Your child is about to have a huge new experience in starting school! Get them comfortable with new experiences now. Whether this is a new day, a different class type, or same class type with a different coach, try something out of the norm. A different class will most likely have a different students, so will also encourage interactions and socialisation with unfamiliar faces.
Your child is about to become very independent, so try Drop and Run. Your child will need to check in, take their shoes and socks off (remember where they put them!), and line up for class. After class, they’ll need to collect their drink bottle and put their shoes and socks back on independently. Just make sure you bring them into the gym and are in the club when the class ends.
Ensure your child is active for at least 3 hours a day, including 1 hour of higher intensity exercise or play. Healthy and physically fit children have higher mental alertness, allowing them to focus on and actively engage in learning experiences.  Book your kids into classes and stay consistent with activity once school begins.
School Readiness Program

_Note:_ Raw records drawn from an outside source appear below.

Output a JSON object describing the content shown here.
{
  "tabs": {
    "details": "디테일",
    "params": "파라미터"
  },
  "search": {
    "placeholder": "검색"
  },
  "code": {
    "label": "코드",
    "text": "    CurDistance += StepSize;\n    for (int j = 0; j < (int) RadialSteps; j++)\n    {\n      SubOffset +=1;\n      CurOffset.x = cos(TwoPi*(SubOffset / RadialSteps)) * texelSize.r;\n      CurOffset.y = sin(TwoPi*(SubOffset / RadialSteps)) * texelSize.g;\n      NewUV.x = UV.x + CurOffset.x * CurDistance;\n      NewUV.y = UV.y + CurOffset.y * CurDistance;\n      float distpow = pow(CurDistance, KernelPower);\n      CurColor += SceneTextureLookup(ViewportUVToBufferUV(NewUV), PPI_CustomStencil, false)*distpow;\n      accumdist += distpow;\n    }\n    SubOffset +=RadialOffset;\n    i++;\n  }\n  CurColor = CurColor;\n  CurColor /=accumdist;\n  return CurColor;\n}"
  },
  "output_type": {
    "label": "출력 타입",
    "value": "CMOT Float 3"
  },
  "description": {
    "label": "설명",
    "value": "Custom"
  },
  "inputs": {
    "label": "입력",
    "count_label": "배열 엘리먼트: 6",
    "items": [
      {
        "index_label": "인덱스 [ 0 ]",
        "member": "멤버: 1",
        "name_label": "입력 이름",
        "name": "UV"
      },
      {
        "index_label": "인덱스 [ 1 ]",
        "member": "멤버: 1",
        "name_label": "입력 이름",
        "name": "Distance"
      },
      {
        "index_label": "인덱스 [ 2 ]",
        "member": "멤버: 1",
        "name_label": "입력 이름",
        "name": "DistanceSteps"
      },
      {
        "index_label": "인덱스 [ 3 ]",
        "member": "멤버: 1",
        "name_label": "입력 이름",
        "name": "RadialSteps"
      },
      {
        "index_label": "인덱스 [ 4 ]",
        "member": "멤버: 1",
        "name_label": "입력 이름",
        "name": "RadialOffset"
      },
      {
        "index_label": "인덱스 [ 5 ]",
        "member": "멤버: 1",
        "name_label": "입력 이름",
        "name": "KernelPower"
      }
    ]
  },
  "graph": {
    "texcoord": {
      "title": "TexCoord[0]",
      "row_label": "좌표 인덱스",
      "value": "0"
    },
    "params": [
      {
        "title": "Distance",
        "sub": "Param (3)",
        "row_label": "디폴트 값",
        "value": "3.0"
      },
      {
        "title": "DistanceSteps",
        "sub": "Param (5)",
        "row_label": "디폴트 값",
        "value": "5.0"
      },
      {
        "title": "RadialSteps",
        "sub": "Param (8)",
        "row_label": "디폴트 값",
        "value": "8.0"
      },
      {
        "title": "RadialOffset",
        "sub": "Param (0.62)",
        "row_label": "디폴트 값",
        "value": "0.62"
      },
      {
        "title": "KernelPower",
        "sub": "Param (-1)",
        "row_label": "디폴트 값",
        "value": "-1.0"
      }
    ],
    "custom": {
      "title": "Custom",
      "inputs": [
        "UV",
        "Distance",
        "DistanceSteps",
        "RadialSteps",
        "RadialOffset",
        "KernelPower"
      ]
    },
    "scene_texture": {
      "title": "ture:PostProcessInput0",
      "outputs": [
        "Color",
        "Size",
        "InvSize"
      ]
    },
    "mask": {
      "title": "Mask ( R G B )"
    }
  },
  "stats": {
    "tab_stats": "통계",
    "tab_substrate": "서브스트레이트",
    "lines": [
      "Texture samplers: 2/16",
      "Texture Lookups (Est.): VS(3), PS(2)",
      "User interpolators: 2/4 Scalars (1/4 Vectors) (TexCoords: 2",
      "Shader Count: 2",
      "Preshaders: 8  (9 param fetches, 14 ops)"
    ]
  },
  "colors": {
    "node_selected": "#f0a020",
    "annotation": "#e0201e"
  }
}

Did you know we run a School Readiness Program? This program includes elements similar to their upcoming school experience such as taking ownership of belongings, following instructions, socialisation (such as turn taking and sharing), using their fine and gross motor skills, and spending time away from home. If you are interested in finding out more about our school readiness program, email us back.
Please reach out if you would like to discuss moving your child to the 5-7 age group (if they are not yet 5), or if you have any questions about our senior classes or School Readiness Program.
We can’t wait to support your 2023 school starters!
1. Nancy L Cappelloni, Kindergarten Readiness (Corwin Press, 2012), pp. 14-19, 123-126.
2. Carol Copple, Getting a Good Start in School (National Education Goals Panel, US Government Printing Office, 2000), pp 4-23.
3. Carol Emig, School Readiness: Helping Communities Get Children Ready for School and Schools Ready for Children (Child Trends Inc., 2000), pp. 3-5.
4. Australian Government, Department of Health and Aged Care, Physical Activity and Exercise Guidelines for all Australians (Canberra: Commonwealth of Australia, 2021) <https://www.health.gov.au/health-topics/physical-activity-and-exercise/physical-activity-and-exercise-guidelines-for-all-australians/for-infants-toddlers-and-preschoolers-birth-to-5-years> [24 October 2022]